Identify all lines in the listing that include the word "Jacobs", and copy them out.
[Start of section]
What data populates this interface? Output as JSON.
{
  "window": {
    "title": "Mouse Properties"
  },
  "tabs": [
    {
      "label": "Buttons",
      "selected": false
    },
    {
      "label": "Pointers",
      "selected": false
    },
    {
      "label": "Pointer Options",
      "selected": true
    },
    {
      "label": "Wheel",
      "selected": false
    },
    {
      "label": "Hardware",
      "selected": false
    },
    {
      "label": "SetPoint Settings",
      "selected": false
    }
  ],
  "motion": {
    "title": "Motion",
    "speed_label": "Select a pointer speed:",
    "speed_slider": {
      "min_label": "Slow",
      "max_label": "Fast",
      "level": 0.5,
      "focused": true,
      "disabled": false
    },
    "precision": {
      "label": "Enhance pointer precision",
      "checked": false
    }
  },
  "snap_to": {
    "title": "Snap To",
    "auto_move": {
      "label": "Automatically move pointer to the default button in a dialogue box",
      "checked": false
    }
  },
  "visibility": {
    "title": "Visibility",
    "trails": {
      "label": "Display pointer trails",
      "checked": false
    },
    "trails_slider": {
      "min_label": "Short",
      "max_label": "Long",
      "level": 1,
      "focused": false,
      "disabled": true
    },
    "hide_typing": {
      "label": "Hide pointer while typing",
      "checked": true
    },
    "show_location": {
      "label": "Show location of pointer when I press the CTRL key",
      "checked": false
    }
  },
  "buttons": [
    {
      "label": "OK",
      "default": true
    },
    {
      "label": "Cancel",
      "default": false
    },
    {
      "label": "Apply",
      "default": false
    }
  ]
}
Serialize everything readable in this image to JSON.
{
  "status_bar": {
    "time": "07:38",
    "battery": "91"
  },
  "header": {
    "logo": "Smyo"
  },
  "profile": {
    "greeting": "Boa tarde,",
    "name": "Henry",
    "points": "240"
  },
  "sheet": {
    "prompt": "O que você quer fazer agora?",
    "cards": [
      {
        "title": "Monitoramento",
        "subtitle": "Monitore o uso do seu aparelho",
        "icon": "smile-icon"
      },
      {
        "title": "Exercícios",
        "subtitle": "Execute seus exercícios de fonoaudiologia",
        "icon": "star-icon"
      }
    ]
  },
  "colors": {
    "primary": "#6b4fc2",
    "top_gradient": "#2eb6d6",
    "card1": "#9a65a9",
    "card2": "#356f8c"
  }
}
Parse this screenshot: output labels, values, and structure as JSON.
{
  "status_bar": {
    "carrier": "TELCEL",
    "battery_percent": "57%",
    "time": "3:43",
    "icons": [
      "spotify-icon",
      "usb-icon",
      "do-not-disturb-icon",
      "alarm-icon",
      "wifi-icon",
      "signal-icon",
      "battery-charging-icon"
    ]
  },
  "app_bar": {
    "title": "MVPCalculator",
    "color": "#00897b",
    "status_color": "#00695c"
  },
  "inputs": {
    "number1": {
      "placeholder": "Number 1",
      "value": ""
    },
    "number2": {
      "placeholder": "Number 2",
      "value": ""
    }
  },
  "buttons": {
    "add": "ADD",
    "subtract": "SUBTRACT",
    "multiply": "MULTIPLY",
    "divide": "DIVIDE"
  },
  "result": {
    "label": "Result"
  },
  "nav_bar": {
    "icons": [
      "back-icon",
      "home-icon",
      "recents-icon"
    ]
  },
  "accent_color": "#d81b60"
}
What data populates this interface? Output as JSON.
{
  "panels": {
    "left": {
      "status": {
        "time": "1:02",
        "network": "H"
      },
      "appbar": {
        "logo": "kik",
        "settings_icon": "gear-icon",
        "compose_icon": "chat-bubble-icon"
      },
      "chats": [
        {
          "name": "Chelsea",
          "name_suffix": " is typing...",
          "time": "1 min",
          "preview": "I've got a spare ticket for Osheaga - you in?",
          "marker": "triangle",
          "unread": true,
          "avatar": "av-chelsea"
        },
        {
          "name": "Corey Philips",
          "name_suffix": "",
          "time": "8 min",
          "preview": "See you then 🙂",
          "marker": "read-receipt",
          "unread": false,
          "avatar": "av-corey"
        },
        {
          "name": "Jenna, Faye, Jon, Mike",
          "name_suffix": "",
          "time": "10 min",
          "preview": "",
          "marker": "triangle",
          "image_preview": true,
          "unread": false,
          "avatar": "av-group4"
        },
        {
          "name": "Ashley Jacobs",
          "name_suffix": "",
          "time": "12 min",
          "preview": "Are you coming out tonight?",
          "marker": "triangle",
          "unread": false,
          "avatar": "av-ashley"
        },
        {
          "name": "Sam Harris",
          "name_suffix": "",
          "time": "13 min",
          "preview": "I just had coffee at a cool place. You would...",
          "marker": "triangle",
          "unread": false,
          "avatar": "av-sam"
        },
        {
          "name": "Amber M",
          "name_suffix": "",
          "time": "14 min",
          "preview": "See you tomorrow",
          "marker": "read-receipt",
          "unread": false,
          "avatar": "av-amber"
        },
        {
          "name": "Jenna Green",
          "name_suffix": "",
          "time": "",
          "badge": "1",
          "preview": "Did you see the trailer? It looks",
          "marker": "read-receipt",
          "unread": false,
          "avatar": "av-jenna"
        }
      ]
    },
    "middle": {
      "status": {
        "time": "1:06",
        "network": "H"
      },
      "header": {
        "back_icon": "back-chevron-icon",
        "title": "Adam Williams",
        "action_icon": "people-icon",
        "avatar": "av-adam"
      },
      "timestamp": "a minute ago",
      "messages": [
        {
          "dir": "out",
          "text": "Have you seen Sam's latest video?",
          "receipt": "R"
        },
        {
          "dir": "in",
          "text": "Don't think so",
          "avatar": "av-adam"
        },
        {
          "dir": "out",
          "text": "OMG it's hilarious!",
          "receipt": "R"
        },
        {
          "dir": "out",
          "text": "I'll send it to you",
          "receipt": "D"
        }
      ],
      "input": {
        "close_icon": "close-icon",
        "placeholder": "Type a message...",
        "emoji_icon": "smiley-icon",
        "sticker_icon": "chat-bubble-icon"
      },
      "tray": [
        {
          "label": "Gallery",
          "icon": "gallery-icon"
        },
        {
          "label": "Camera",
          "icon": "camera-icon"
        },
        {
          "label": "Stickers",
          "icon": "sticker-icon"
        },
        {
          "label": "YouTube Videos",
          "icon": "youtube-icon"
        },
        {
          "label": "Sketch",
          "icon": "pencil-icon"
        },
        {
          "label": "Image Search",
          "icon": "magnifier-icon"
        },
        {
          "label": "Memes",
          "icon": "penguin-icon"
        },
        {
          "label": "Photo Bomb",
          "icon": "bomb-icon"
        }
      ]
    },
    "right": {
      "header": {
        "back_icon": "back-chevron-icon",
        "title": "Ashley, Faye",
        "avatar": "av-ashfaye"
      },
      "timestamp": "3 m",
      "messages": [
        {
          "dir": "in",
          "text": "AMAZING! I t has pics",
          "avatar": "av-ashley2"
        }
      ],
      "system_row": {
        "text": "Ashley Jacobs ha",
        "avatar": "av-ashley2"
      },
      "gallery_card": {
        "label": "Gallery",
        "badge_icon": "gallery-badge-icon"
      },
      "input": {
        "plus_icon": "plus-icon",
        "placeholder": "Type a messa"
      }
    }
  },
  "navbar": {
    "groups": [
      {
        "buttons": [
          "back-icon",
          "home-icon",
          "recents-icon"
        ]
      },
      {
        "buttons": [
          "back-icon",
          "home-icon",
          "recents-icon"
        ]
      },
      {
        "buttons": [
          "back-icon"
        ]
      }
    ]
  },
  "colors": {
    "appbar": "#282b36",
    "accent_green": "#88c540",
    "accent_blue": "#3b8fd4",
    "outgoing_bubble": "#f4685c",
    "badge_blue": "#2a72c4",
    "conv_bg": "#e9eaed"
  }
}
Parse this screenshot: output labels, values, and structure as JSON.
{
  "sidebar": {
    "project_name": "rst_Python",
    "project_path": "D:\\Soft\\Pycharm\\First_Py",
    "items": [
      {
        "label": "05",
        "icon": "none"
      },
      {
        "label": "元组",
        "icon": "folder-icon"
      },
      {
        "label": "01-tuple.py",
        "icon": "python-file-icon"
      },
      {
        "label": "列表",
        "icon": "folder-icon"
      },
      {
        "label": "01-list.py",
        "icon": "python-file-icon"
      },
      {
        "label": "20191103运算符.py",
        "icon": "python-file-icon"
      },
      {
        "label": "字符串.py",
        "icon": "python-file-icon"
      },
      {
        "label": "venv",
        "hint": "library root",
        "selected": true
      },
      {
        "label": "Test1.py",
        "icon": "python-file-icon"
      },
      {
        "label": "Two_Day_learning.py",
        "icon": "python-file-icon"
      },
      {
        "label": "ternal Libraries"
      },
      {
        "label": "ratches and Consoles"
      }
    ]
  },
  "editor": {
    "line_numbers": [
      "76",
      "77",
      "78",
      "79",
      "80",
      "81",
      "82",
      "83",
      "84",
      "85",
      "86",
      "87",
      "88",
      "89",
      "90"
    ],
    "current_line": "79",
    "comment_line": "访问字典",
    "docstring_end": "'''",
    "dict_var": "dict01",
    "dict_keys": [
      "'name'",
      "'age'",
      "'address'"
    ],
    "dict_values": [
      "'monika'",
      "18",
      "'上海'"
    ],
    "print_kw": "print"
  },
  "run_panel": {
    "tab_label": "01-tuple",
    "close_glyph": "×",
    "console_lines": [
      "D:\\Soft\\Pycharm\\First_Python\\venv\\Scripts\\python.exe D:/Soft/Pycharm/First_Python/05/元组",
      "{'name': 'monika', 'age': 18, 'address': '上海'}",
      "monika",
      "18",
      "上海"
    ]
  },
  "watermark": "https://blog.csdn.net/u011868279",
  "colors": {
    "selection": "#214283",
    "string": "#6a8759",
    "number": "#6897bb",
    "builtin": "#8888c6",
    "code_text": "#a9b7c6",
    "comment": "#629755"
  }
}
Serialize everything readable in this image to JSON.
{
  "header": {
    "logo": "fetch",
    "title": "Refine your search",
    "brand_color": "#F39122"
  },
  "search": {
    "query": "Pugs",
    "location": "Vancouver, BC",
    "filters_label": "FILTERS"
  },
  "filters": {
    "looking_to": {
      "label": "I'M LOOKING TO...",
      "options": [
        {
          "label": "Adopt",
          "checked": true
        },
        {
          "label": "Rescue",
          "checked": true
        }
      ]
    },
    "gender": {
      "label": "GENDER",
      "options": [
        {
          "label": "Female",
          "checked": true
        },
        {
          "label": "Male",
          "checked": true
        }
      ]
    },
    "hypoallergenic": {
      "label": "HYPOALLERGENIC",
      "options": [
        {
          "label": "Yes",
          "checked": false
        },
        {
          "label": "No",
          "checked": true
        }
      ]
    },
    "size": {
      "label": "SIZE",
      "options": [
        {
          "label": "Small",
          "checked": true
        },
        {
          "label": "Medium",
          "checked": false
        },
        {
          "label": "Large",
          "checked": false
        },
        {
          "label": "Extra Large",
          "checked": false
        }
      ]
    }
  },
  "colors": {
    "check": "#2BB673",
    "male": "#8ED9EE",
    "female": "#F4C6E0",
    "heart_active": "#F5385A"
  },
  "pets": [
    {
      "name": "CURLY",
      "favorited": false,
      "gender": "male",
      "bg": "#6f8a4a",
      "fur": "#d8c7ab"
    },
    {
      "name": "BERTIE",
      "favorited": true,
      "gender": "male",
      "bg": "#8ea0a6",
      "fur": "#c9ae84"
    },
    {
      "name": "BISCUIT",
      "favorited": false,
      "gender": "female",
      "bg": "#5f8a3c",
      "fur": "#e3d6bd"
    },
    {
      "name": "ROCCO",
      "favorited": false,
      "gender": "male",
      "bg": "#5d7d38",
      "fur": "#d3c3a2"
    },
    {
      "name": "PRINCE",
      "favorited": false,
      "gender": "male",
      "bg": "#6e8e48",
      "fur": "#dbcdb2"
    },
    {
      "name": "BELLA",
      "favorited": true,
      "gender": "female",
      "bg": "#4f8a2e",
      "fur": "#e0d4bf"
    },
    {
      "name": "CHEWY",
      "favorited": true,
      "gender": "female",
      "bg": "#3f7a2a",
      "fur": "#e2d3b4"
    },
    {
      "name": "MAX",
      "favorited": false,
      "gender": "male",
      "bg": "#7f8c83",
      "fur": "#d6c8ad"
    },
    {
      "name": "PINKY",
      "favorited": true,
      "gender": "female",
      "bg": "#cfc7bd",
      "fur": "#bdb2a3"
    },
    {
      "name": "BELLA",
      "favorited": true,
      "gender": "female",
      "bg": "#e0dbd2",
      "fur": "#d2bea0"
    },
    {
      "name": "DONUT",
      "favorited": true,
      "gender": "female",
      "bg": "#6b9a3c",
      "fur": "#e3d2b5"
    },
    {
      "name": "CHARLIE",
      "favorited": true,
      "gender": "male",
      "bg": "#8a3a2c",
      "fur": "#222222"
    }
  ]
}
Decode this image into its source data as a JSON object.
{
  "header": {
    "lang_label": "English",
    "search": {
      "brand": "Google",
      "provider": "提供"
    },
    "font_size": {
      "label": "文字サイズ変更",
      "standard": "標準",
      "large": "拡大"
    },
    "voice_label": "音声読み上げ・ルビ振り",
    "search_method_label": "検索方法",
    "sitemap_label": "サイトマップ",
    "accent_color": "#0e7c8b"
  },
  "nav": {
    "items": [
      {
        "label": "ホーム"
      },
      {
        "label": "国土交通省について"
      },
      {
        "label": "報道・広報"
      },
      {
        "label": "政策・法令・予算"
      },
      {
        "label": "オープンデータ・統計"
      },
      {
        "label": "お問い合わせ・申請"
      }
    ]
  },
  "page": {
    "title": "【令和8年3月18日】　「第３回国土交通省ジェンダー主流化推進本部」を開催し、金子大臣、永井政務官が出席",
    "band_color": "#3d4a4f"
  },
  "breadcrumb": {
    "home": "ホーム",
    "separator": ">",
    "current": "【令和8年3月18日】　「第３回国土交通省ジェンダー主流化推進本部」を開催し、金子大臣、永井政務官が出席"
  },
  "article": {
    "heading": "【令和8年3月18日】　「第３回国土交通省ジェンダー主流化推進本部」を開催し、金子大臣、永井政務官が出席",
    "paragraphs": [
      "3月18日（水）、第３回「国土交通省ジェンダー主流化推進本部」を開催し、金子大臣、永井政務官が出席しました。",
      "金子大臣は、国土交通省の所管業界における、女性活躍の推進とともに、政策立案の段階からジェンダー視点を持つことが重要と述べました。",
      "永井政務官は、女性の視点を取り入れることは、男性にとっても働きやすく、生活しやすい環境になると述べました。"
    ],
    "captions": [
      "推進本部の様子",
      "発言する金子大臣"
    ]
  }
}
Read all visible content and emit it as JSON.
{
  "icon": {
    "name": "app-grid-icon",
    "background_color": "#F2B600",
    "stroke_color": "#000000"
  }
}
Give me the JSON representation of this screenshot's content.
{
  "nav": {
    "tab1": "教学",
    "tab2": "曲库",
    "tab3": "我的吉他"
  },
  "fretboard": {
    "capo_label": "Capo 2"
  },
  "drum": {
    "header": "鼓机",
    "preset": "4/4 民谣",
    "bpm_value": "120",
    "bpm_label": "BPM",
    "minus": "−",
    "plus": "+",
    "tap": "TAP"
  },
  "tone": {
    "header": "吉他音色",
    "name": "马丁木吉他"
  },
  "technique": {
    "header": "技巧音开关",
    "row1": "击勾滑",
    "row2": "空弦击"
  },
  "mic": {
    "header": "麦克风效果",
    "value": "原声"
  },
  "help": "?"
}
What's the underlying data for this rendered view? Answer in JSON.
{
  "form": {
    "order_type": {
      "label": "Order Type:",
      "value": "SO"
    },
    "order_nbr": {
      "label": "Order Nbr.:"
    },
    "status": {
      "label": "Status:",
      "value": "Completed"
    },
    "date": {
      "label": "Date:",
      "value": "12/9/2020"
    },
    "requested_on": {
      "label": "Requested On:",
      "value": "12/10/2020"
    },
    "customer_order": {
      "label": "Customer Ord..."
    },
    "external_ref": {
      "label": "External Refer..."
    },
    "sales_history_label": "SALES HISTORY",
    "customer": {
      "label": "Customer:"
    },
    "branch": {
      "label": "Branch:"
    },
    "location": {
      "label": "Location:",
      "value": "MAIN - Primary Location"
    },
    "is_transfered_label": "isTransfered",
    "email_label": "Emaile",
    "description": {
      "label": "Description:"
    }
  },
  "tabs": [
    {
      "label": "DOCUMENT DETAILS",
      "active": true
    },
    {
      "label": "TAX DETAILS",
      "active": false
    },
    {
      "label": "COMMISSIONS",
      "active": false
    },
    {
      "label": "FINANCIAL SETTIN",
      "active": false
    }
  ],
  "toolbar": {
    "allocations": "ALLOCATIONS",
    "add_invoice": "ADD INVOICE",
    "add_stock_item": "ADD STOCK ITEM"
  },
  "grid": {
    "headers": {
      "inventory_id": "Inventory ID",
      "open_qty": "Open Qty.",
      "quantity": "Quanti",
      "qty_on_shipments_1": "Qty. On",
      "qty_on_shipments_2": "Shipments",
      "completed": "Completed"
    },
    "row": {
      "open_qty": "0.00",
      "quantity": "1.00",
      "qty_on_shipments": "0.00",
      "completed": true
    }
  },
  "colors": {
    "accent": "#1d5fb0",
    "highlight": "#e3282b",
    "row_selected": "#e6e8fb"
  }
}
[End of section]
Task result –
          "name": "Ashley Jacobs",
        "text": "Ashley Jacobs ha",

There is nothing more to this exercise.